Genomics reveals mechanism of heat resistance in bacteria
Research published in the open access journal PLoS Biology reveals that certain thermophiles are found to stabilize their proteins in extreme environments with additional disulfide bonds.

Bat-bot boosts sonar research
A robotic bat head that can emit and detect ultrasound in the band of frequencies used by the world's bats will give echolocation research a huge boost.

Hundreds of identified genes involved in the pathophysiology of inflammatory bowel disease
In the open access journal PLoS Medicine, cDNA analysis of colonic samples from patients with Crohn disease and ulcerative colitis suggests substantial differences in pathophysiology between the two diseases.

New hope for patients with rare genetic diseases
For many rare diseases, doctors have nothing to offer in the way of specific treatments to alter the disease.

Gambling monkeys give insight into neural machinery of risk
Duke University Medical Center neurobiologists have pinpointed circuitry in the brains of monkeys that assesses the level of risk in a given action.

Project could boost bottom line for business 'blues'
A national study will demonstrate how Australian employers can save up to $1 Billion lost every year by assisting employees with untreated depression.

Children's health in southern Italy is in crisis
Southern Italy has one of the highest rates of poverty in Europe, and children's health status in this region is alarming.

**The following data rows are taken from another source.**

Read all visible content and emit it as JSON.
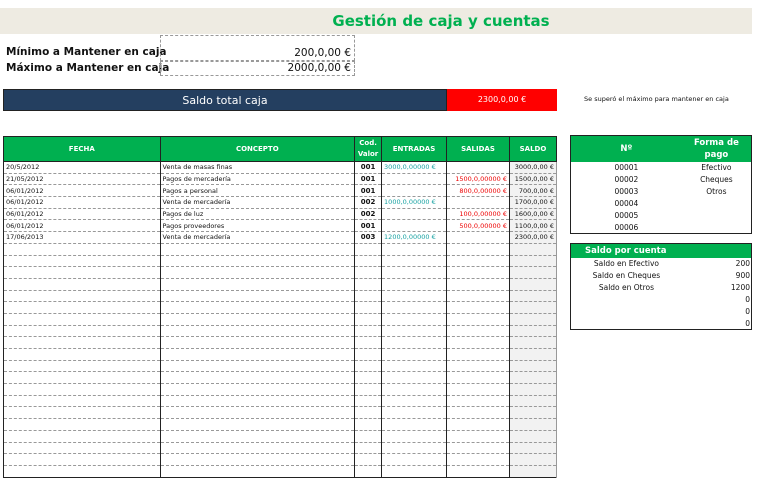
{
  "title": "Gestión de caja y cuentas",
  "limits": {
    "min_label": "Mínimo a Mantener en caja",
    "min_value": "200,0,00 €",
    "max_label": "Máximo a Mantener en caja",
    "max_value": "2000,0,00 €"
  },
  "saldo": {
    "label": "Saldo total caja",
    "value": "2300,0,00 €",
    "warning": "Se superó el máximo para mantener en caja"
  },
  "colors": {
    "header_green": "#00b050",
    "navy": "#243f60",
    "alert_red": "#ff0000",
    "income": "#17a2a2",
    "expense": "#e00000"
  },
  "main": {
    "headers": [
      "FECHA",
      "CONCEPTO",
      "Cod. Valor",
      "ENTRADAS",
      "SALIDAS",
      "SALDO"
    ],
    "rows": [
      [
        "20/5/2012",
        "Venta de masas finas",
        "001",
        "3000,0,00000 €",
        "",
        "3000,0,00 €"
      ],
      [
        "21/05/2012",
        "Pagos de mercadería",
        "001",
        "",
        "1500,0,00000 €",
        "1500,0,00 €"
      ],
      [
        "06/01/2012",
        "Pagos a personal",
        "001",
        "",
        "800,0,00000 €",
        "700,0,00 €"
      ],
      [
        "06/01/2012",
        "Venta de mercadería",
        "002",
        "1000,0,00000 €",
        "",
        "1700,0,00 €"
      ],
      [
        "06/01/2012",
        "Pagos de luz",
        "002",
        "",
        "100,0,00000 €",
        "1600,0,00 €"
      ],
      [
        "06/01/2012",
        "Pagos proveedores",
        "001",
        "",
        "500,0,00000 €",
        "1100,0,00 €"
      ],
      [
        "17/06/2013",
        "Venta de mercadería",
        "003",
        "1200,0,00000 €",
        "",
        "2300,0,00 €"
      ]
    ]
  },
  "payment": {
    "headers": [
      "Nº",
      "Forma de pago"
    ],
    "rows": [
      [
        "00001",
        "Efectivo"
      ],
      [
        "00002",
        "Cheques"
      ],
      [
        "00003",
        "Otros"
      ],
      [
        "00004",
        ""
      ],
      [
        "00005",
        ""
      ],
      [
        "00006",
        ""
      ]
    ]
  },
  "accounts": {
    "title": "Saldo por cuenta",
    "rows": [
      [
        "Saldo en Efectivo",
        "200"
      ],
      [
        "Saldo en Cheques",
        "900"
      ],
      [
        "Saldo en Otros",
        "1200"
      ],
      [
        "",
        "0"
      ],
      [
        "",
        "0"
      ],
      [
        "",
        "0"
      ]
    ]
  }
}
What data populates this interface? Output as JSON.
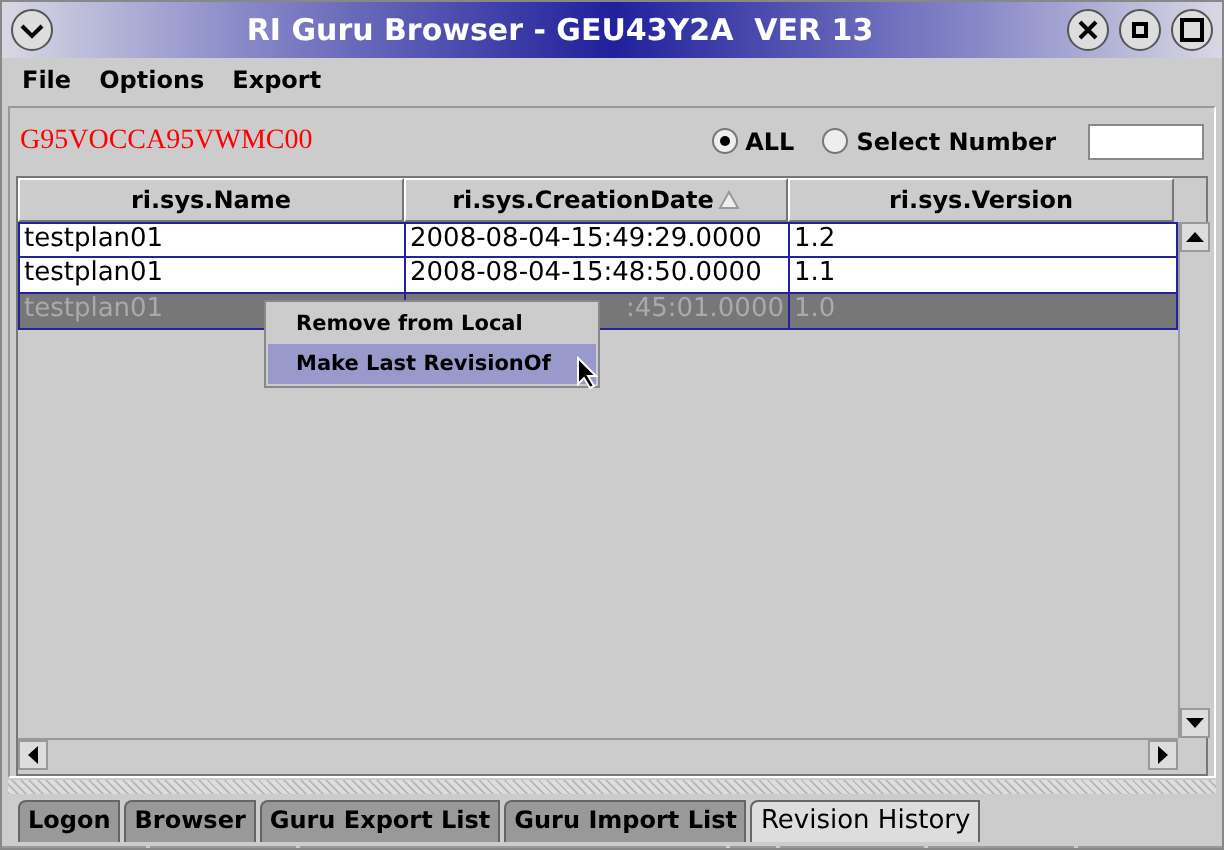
{
  "window": {
    "title": "RI Guru Browser - GEU43Y2A  VER 13"
  },
  "menu": [
    "File",
    "Options",
    "Export"
  ],
  "record_id": "G95VOCCA95VWMC00",
  "filter": {
    "options": [
      {
        "label": "ALL",
        "selected": true
      },
      {
        "label": "Select Number",
        "selected": false
      }
    ]
  },
  "table": {
    "columns": [
      {
        "label": "ri.sys.Name",
        "sorted": false
      },
      {
        "label": "ri.sys.CreationDate",
        "sorted": true
      },
      {
        "label": "ri.sys.Version",
        "sorted": false
      }
    ],
    "rows": [
      {
        "selected": false,
        "cells": [
          {
            "text": "testplan01"
          },
          {
            "text": "2008-08-04-15:49:29.0000"
          },
          {
            "text": "1.2"
          }
        ]
      },
      {
        "selected": false,
        "cells": [
          {
            "text": "testplan01"
          },
          {
            "text": "2008-08-04-15:48:50.0000"
          },
          {
            "text": "1.1"
          }
        ]
      },
      {
        "selected": true,
        "cells": [
          {
            "text": "testplan01"
          },
          {
            "text": ":45:01.0000",
            "covered": true
          },
          {
            "text": "1.0"
          }
        ]
      }
    ]
  },
  "context_menu": {
    "items": [
      {
        "label": "Remove from Local",
        "selected": false
      },
      {
        "label": "Make Last RevisionOf",
        "selected": true
      }
    ]
  },
  "tabs": [
    {
      "label": "Logon",
      "selected": false
    },
    {
      "label": "Browser",
      "selected": false
    },
    {
      "label": "Guru Export List",
      "selected": false
    },
    {
      "label": "Guru Import List",
      "selected": false
    },
    {
      "label": "Revision History",
      "selected": true
    }
  ]
}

Gap-climbing fruit flies reveal components of goal-driven behaviors
Like humans, other animals are faced with everyday obstacles in their physical environments and must engage appropriate decision-making and motor skills to deal with them.

Extracts from Butterbur are an effective non-drowsy treatment for 'hay fever'
The largest trial so far conducted using Butterbur extract to treat intermittent allergic rhinitis (hay fever) shows that this plant extract is as effective as a commonly used antihistamine.

Overbearing colored light may reveal a second mechanism by which birds interpret magnetic signals
Magnetic orientation is critical to the migratory success of many bird species. is a participant in the Amazon Services LLC Associates Program, an affiliate advertising program designed to provide a means for sites to earn advertising fees by advertising and linking to